Senate Armed Services Committee Chairman Jim Inhofe (R-Okla.) acknowledged that it might be difficult to work through the amendment process on the behemoth yearly bill, but noted that it would be several months before the legislation actually reaches Trump’s desk.
“The veto would take place sometime probably in November,” Inhofe said. “And we have a long, long time between now and November. So we’ll see.”
The blasé responses from Senate Republicans followed a midnight tweet from the president in which he said he would veto the defense bill unless the Senate scrubs an amendment from Sen. Elizabeth Warren (D-Mass.) that requires the Pentagon to remove the names of Confederate military figures from all U.S. bases, aircraft, and other facilities and equipment within three years.
It’s highly unlikely that Warren’s amendment will be removed from the legislation; it would take 60 votes on the Senate floor to get rid of it. And even if Trump vetoes the bill, it is expected to pass with a veto-proof majority in both chambers.
The amendment was approved by the GOP-led Senate Armed Services Committee in June during a closed-door markup.
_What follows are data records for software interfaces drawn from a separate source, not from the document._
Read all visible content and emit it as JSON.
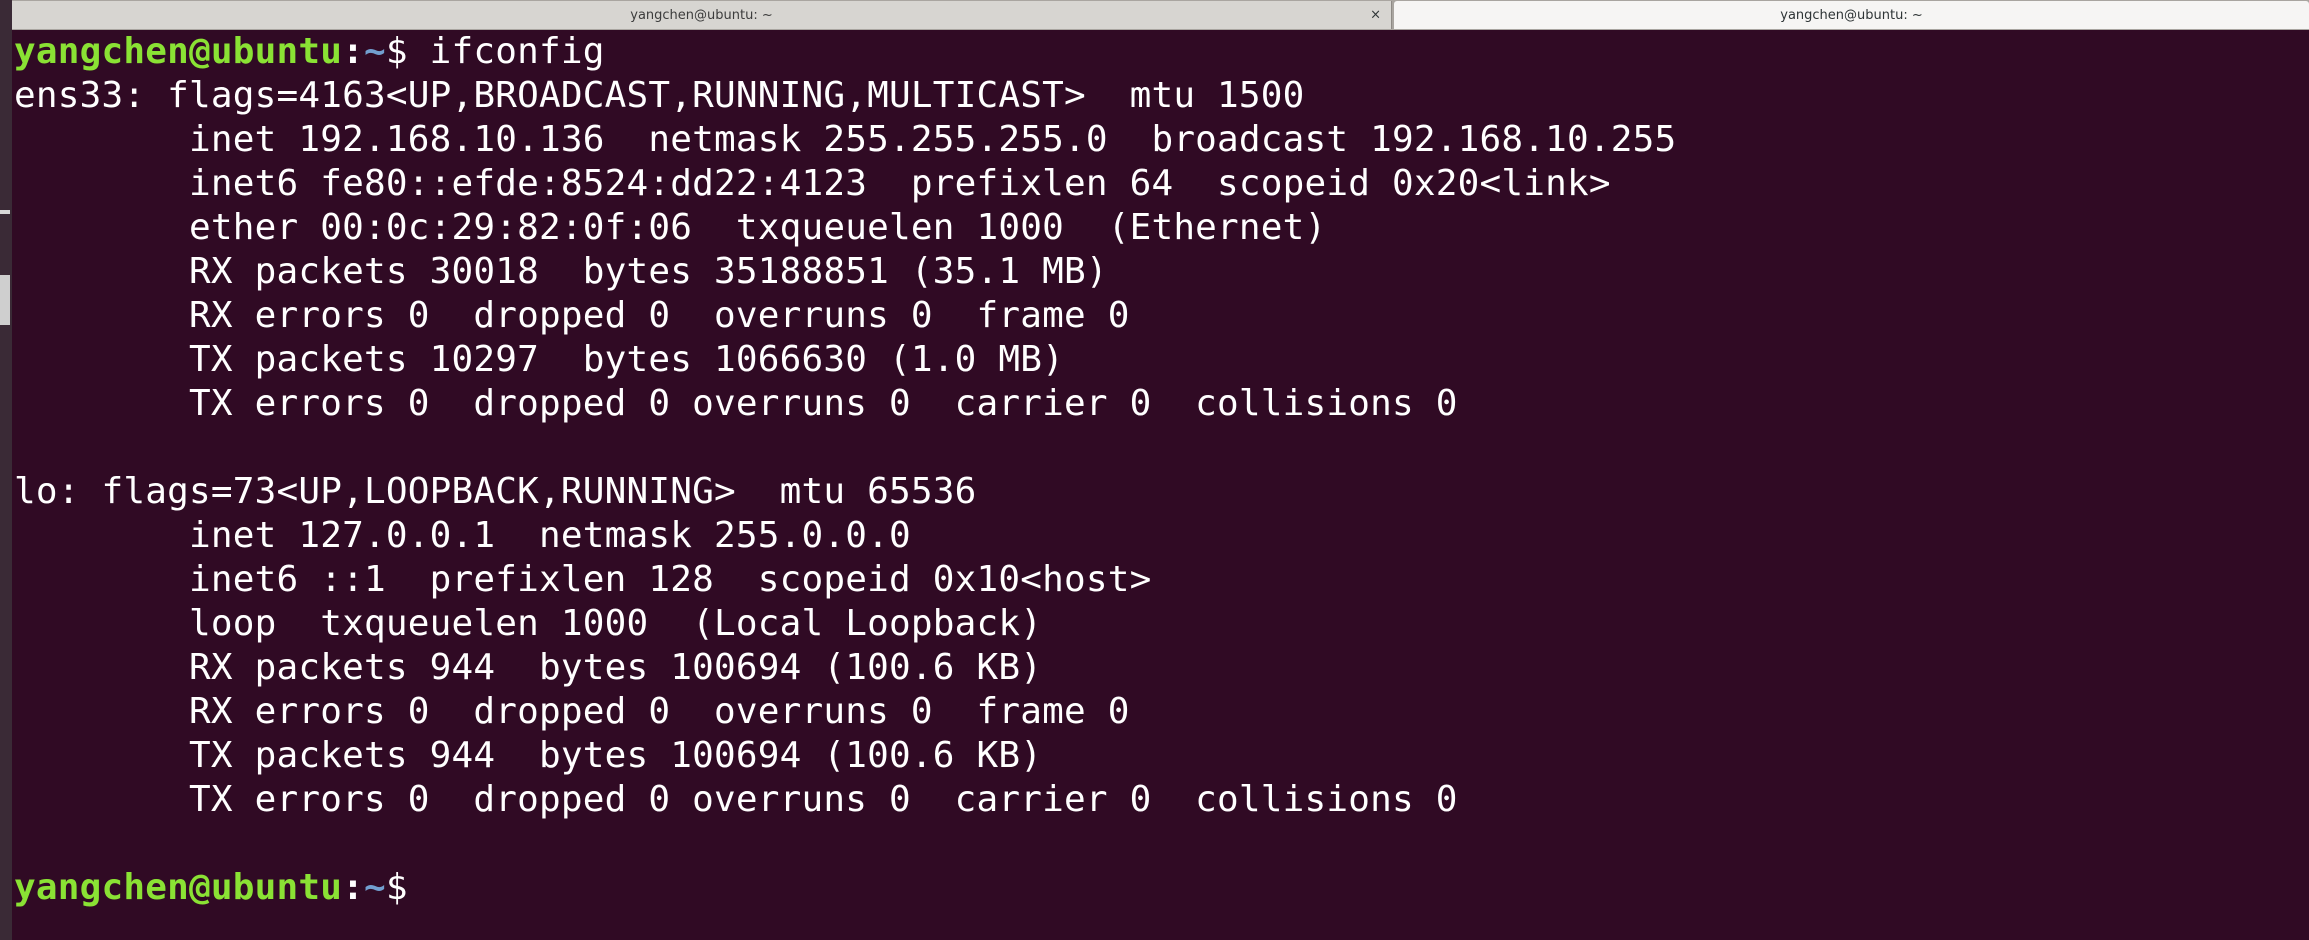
{
  "tabs": [
    {
      "title": "yangchen@ubuntu: ~",
      "active": false,
      "close_glyph": "×"
    },
    {
      "title": "yangchen@ubuntu: ~",
      "active": true
    }
  ],
  "prompt": {
    "user_host": "yangchen@ubuntu",
    "separator": ":",
    "path": "~",
    "symbol": "$ "
  },
  "command": "ifconfig",
  "output": [
    "ens33: flags=4163<UP,BROADCAST,RUNNING,MULTICAST>  mtu 1500",
    "        inet 192.168.10.136  netmask 255.255.255.0  broadcast 192.168.10.255",
    "        inet6 fe80::efde:8524:dd22:4123  prefixlen 64  scopeid 0x20<link>",
    "        ether 00:0c:29:82:0f:06  txqueuelen 1000  (Ethernet)",
    "        RX packets 30018  bytes 35188851 (35.1 MB)",
    "        RX errors 0  dropped 0  overruns 0  frame 0",
    "        TX packets 10297  bytes 1066630 (1.0 MB)",
    "        TX errors 0  dropped 0 overruns 0  carrier 0  collisions 0",
    "",
    "lo: flags=73<UP,LOOPBACK,RUNNING>  mtu 65536",
    "        inet 127.0.0.1  netmask 255.0.0.0",
    "        inet6 ::1  prefixlen 128  scopeid 0x10<host>",
    "        loop  txqueuelen 1000  (Local Loopback)",
    "        RX packets 944  bytes 100694 (100.6 KB)",
    "        RX errors 0  dropped 0  overruns 0  frame 0",
    "        TX packets 944  bytes 100694 (100.6 KB)",
    "        TX errors 0  dropped 0 overruns 0  carrier 0  collisions 0",
    ""
  ],
  "colors": {
    "background": "#300a24",
    "user_host": "#8ae234",
    "path": "#729fcf",
    "text": "#ffffff"
  }
}
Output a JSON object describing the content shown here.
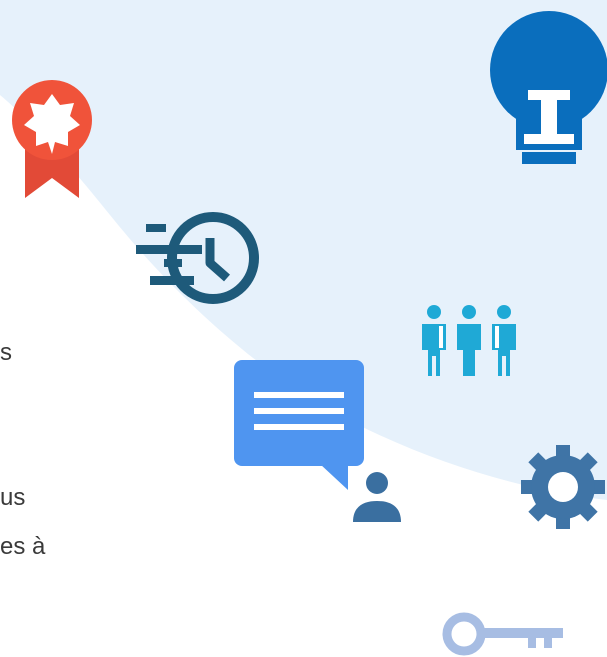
{
  "text_fragments": {
    "line_1": "s",
    "line_2": "us",
    "line_3": "es à"
  },
  "icons": {
    "badge": "award-ribbon-icon",
    "history": "history-clock-icon",
    "idea": "lightbulb-icon",
    "team": "team-people-icon",
    "chat": "chat-message-icon",
    "user": "user-icon",
    "settings": "gear-icon",
    "key": "key-icon"
  },
  "colors": {
    "background_curve": "#e6f1fb",
    "badge": "#f0533a",
    "history": "#1e5a7a",
    "idea": "#0a6ebd",
    "team": "#1fa9d6",
    "chat": "#4f95f0",
    "user": "#3a6fa0",
    "settings": "#3f74a6",
    "key": "#a7bde3"
  }
}
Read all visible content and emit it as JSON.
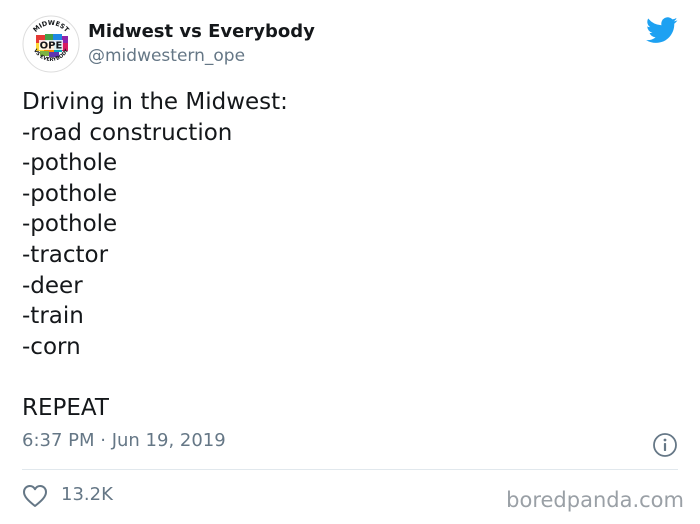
{
  "tweet": {
    "display_name": "Midwest vs Everybody",
    "handle": "@midwestern_ope",
    "avatar_text": {
      "top": "MIDWEST",
      "center": "OPE",
      "bottom": "VS EVERYBODY"
    },
    "lines": [
      "Driving in the Midwest:",
      "-road construction",
      "-pothole",
      "-pothole",
      "-pothole",
      "-tractor",
      "-deer",
      "-train",
      "-corn"
    ],
    "closing": "REPEAT",
    "timestamp": "6:37 PM · Jun 19, 2019",
    "like_count": "13.2K"
  },
  "watermark": "boredpanda.com",
  "icons": [
    "twitter-bird-icon",
    "info-icon",
    "heart-icon"
  ],
  "colors": {
    "twitter_blue": "#1da1f2",
    "text_primary": "#14171a",
    "text_secondary": "#657786",
    "divider": "#e1e8ed",
    "watermark": "#9aa0a6"
  }
}
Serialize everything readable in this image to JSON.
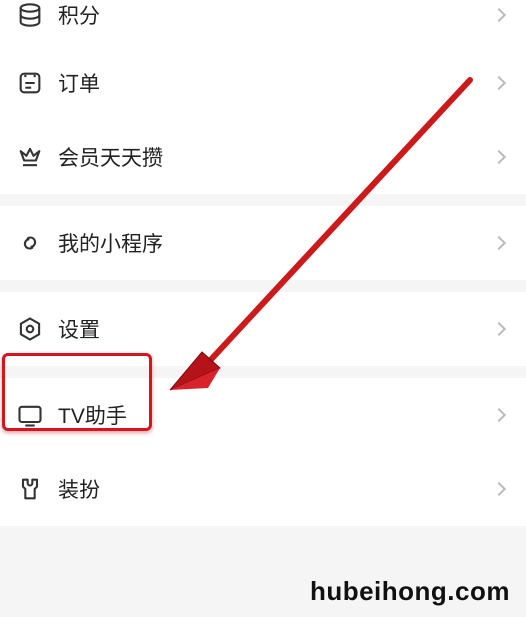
{
  "items": {
    "points": {
      "label": "积分"
    },
    "orders": {
      "label": "订单"
    },
    "member_daily": {
      "label": "会员天天攒"
    },
    "mini_programs": {
      "label": "我的小程序"
    },
    "settings": {
      "label": "设置"
    },
    "tv_helper": {
      "label": "TV助手"
    },
    "decoration": {
      "label": "装扮"
    }
  },
  "watermark": "hubeihong.com",
  "highlight": {
    "target": "settings",
    "color": "#d4141e"
  }
}
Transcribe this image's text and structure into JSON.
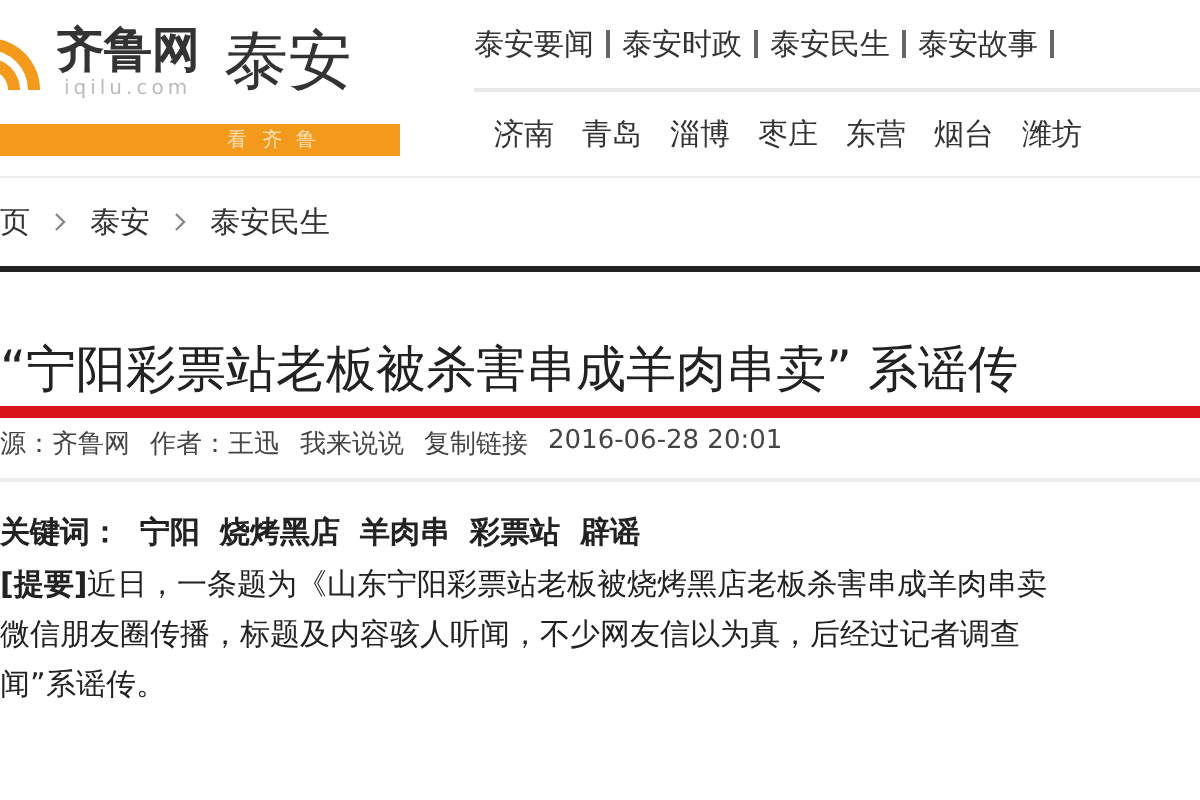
{
  "logo": {
    "name": "齐鲁网",
    "domain": "iqilu.com",
    "slogan": "看 齐 鲁",
    "city": "泰安"
  },
  "nav_primary": [
    "泰安要闻",
    "泰安时政",
    "泰安民生",
    "泰安故事"
  ],
  "nav_cities": [
    "济南",
    "青岛",
    "淄博",
    "枣庄",
    "东营",
    "烟台",
    "潍坊"
  ],
  "breadcrumb": [
    "页",
    "泰安",
    "泰安民生"
  ],
  "article": {
    "title": "“宁阳彩票站老板被杀害串成羊肉串卖”  系谣传",
    "meta": [
      "源：齐鲁网",
      "作者：王迅",
      "我来说说",
      "复制链接",
      "2016-06-28 20:01"
    ],
    "keywords_label": "关键词：",
    "keywords": [
      "宁阳",
      "烧烤黑店",
      "羊肉串",
      "彩票站",
      "辟谣"
    ],
    "summary": [
      "**[提要]**近日，一条题为《山东宁阳彩票站老板被烧烤黑店老板杀害串成羊肉串卖",
      "微信朋友圈传播，标题及内容骇人听闻，不少网友信以为真，后经过记者调查",
      "闻”系谣传。"
    ]
  }
}
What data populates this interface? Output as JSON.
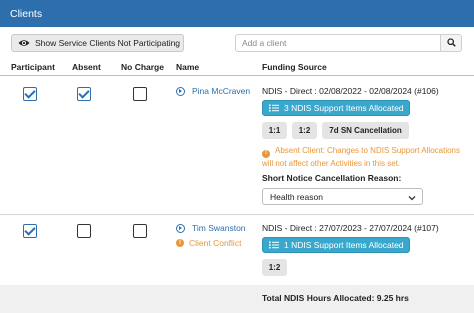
{
  "header": {
    "title": "Clients"
  },
  "toolbar": {
    "show_button_label": "Show Service Clients Not Participating",
    "search_placeholder": "Add a client"
  },
  "columns": {
    "participant": "Participant",
    "absent": "Absent",
    "no_charge": "No Charge",
    "name": "Name",
    "funding_source": "Funding Source"
  },
  "rows": [
    {
      "participant": true,
      "absent": true,
      "no_charge": false,
      "name": "Pina McCraven",
      "funding": "NDIS - Direct : 02/08/2022 - 02/08/2024 (#106)",
      "items_button": "3 NDIS Support Items Allocated",
      "ratio_tags": [
        "1:1",
        "1:2",
        "7d SN Cancellation"
      ],
      "absent_note": "Absent Client: Changes to NDIS Support Allocations will not affect other Activities in this set.",
      "snc_label": "Short Notice Cancellation Reason:",
      "snc_value": "Health reason"
    },
    {
      "participant": true,
      "absent": false,
      "no_charge": false,
      "name": "Tim Swanston",
      "conflict": "Client Conflict",
      "funding": "NDIS - Direct : 27/07/2023 - 27/07/2024 (#107)",
      "items_button": "1 NDIS Support Items Allocated",
      "ratio_tags": [
        "1:2"
      ]
    }
  ],
  "footer": {
    "total": "Total NDIS Hours Allocated: 9.25 hrs"
  },
  "colors": {
    "header": "#2d6fad",
    "link": "#2d6fad",
    "button": "#3aa7cc",
    "warning": "#e8963a"
  }
}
Several Republicans have since spoken out in support of the plan, despite Trump’s long-standing opposition to eliminating Confederate names from military bases.
“We knew that there was a possibility to begin with, and it’ll still continue to be a part of the question,” Rounds said of Trump’s veto threat.
The move to rename bases also comes as America faces a reckoning over racial injustice, generated in part by the killing of George Floyd, an unarmed Black man, by police in Minneapolis and subsequent nationwide protests over police brutality.
Sen. Josh Hawley (R-Mo.) introduced an amendment to the defense bill that would instead create a commission to address the issue of whether to rename the military bases. The amendment has support from a variety of Republicans, including Rounds. The amendment would need 60 votes on the floor to pass.
“I think a vote on that would solve this problem,” Hawley said.
Warren, like other Democrats, predicted that her provision will remain in the final bill, due at least in part to the 60-vote threshold.
“The decision to remove the names of Confederate generals who took up arms against the United States in defense of slavery was a bipartisan decision that came out of the committee, and it’s going to stay in the defense budget,” Warren said Wednesday in a brief interview. “The president can do what he wants, but it stays.”
Trump’s veto threat came after White House press secretary Kayleigh McEnany in early June called the amendment an “absolute nonstarter” for the president. Defense Secretary Mark Esper and Army Secretary Ryan McCarthy initially expressed an openness to renaming bases named after Confederate figures — only to later face opposition by Trump himself.
Senate Majority Leader Mitch McConnell (R-Ky.) declined to weigh in on Trump’s veto threat Wednesday, but he has previously signalled support for the renaming effort.
“If It’s appropriate to take another look at these names, I’m personally OK with that — and I am a descendant of a Confederate veteran myself,” McConnell said last month. “With regard to military bases, whatever is ultimately decided, I don’t have a problem with.”
Senate Democrats, meanwhile, predicted on Wednesday that Trump would not actually veto the bill over his objections to Warren’s amendment, noting that the legislation includes a pay raise for American servicemembers and other priorities of the White House.
“This is typical bluster from President Trump,” said Senate Minority Leader Chuck Schumer (D-N.Y.), who dared the president to veto the measure on Tuesday. “The NDAA will pass and we will scrub from our military bases the names of men who fought for the Confederacy and took up arms against our country.”
Some GOP senators, though, agree with the president on the preservation of Confederate bases. Sen. John Kennedy (R-La.), for example, introduced an amendment to the defense bill that would rename all U.S. military bases after Medal of Honor winners.
“If we’re going to do this fairly, we should reevaluate all bases,” Kennedy said.